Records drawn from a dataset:
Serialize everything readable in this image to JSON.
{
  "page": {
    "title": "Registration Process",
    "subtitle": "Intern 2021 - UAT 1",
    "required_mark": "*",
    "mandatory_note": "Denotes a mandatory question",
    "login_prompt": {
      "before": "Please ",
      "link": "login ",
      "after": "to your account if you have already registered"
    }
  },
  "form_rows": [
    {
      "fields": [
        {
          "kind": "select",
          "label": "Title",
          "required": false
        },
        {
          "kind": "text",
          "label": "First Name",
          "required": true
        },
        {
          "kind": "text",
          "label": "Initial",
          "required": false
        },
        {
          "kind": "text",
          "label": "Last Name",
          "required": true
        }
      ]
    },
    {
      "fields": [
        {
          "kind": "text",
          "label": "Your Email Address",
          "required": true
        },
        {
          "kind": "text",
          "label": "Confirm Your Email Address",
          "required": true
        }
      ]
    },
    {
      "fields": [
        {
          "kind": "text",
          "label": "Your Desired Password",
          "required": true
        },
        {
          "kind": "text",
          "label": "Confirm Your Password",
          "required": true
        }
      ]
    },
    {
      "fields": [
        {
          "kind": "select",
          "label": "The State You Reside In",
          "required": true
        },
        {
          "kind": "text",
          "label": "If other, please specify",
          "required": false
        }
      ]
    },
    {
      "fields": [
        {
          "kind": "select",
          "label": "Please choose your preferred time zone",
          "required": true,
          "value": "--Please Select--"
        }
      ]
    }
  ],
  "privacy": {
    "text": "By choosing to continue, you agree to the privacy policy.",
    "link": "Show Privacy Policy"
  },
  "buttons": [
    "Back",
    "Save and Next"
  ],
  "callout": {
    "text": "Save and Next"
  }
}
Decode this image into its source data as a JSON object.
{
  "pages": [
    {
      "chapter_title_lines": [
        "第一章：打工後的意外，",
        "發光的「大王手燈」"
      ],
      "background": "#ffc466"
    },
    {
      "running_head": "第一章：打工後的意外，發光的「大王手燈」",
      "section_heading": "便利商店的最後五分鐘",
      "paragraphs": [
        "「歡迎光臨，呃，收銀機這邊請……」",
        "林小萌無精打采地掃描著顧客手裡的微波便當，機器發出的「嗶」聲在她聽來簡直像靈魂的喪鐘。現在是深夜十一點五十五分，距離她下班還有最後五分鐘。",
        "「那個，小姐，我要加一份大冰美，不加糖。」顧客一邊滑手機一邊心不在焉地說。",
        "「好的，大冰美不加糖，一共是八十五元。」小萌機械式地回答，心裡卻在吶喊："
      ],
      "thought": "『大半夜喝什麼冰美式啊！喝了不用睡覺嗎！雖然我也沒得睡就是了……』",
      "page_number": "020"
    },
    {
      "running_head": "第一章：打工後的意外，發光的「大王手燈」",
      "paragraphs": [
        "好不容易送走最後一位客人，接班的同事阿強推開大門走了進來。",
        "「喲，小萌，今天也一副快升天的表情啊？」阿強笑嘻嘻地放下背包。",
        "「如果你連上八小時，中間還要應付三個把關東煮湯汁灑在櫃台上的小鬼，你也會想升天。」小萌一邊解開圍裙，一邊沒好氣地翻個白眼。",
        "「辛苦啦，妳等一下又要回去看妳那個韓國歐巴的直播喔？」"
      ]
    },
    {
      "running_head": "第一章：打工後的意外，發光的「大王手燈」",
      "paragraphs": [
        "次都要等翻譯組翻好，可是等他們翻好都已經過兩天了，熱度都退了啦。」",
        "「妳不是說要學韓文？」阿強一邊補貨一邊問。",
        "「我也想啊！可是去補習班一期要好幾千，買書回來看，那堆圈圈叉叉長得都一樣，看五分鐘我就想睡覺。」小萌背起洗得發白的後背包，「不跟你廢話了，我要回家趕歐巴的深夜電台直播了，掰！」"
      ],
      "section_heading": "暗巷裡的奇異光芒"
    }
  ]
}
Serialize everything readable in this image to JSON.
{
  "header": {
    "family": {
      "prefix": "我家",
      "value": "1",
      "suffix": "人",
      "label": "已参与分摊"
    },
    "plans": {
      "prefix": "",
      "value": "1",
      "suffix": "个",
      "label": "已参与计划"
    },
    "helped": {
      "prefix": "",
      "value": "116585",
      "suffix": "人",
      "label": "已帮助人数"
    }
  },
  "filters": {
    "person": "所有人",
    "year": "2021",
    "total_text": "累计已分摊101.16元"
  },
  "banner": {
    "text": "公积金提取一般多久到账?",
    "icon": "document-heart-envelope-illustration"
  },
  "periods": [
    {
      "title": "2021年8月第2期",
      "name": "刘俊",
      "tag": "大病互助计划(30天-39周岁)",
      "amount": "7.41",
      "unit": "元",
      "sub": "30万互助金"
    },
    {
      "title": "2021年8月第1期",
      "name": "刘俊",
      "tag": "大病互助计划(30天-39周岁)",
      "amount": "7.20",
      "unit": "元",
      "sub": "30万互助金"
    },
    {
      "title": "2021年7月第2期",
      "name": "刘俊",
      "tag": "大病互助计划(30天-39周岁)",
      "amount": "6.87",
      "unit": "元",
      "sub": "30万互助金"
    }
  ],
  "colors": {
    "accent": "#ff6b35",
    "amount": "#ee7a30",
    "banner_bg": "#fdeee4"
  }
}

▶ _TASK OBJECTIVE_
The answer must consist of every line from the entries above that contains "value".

▶ _ANSWER BOX_
          "value": "--Please Select--"
      "value": "1",
      "value": "1",
      "value": "116585",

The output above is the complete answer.